Al-Zaytun in Indramayu, West Java, is one of the most economically successful Islamic boarding schools, with students developing their skills in running profitable farms and shops. The school has its own doctrine and is associated with neither Nahdlatul Ulama nor Muhammadiyah, the country's two largest Islamic organizations that run many Islamic boarding schools.
Inaugurated by president B.J. Habibie in 1999, Al-Zaytun annually enrolls thousands of students from various parts of the country to join its preschool, primary, junior and high school as well as university institutions, a testimony of its popularity among parents seeking quality education for their children.

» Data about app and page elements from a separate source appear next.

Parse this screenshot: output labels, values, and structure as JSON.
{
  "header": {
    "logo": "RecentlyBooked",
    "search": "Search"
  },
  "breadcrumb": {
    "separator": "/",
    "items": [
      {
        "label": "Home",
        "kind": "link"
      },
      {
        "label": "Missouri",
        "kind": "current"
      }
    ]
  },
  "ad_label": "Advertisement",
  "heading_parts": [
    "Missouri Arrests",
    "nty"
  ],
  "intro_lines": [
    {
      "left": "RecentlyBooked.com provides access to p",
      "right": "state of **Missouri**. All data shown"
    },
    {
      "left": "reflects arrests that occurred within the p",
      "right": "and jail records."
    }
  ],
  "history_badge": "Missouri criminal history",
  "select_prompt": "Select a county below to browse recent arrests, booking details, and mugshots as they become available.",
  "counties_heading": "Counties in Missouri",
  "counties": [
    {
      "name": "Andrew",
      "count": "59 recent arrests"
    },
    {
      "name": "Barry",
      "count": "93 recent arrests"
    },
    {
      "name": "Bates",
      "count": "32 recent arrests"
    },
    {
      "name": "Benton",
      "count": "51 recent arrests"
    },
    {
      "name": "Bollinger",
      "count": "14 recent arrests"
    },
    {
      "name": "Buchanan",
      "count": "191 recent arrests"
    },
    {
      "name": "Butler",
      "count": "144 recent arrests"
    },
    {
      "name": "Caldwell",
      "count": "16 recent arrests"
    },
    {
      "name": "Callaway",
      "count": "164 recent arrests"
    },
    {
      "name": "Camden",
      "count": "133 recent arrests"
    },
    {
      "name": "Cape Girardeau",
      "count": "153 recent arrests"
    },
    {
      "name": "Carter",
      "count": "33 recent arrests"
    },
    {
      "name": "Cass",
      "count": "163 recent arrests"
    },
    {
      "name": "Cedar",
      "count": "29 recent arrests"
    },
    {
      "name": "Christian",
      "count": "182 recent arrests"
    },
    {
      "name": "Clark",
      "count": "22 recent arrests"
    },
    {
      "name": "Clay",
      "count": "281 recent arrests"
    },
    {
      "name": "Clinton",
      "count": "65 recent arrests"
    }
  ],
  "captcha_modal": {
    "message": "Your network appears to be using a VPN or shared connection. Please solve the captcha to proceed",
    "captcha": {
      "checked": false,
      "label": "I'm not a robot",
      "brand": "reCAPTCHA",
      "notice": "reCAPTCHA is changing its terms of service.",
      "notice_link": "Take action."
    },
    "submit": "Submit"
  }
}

One allegation against Al-Zaytun is that it allows women to lead mixed-gender prayers, and during the Idul Fitri mass prayer in April, women and men were seen mixed rather than segregated. Another claim is that its founding principal, Panji Gumilang, encouraged the use of the Christian greeting Havenu Shalom Alachem (we bring peace upon you) in place of the Islamic Assalamualaikum.
The MUI says it is now drafting a fatwa on Al-Zaytun. Given the blasphemy claims it has made public, we know where this is heading. Although a fatwa is not binding, it would facilitate the Attorney General's Office in building its case against the school principal and managers.
We have seen this several times in the past, of the MUI collaborating with the government in clamping down on followers of Islamic sects and doctrines they considered heretic. Their victims have included the Ahmadiyah and Shiite Islamic sects. In 2016, together they violently shut down Gafatar, a sect combining Islam, Christianity and Judaism, that was winning thousands of recruits, including many urban professionals. Who's next?
The move began with a public online campaign, then followed by the mobilization of the masses, which forced the police to interfere to prevent violence. The court stepped in, but tragically, the last bastion of justice looked the other way even though the Constitution guarantees freedom of religion and the people's right to practice their beliefs.
The 1965 blasphemy law has been turned into a powerful tool to suppress minority religions and sects. The way the legislation has been used against Ahmadiyah, Shiite, Gafatar and now possibly Al-Zaytun, it increasingly turns Indonesia into an arbiter of truth.
Instead of standing by the constitutional principle and protecting those being persecuted, the state succumbed to public pressures, now fiercer with the use of online campaigns in combination with mob mobilization, as we see against Al-Zaytun. While the state is not leading the persecutions, it is certainly enabling them when it could stop them.
Indonesia's democracy is dangerously turning into a tyranny of the majority, with the government, the law enforcement agencies, the court and even the media entertaining the wishes of the largest and dominant groups in society, including in this particular case, Islam, more specifically Sunni Islam, which the majority in Indonesia follows.
These religious persecutions are not only violating international human rights laws and the constitution; they violate a chief principle in Islam, as stated in the Quran, verse 2:265, "There is no compulsion in religion, the right direction is clearly distinguished from the wrong."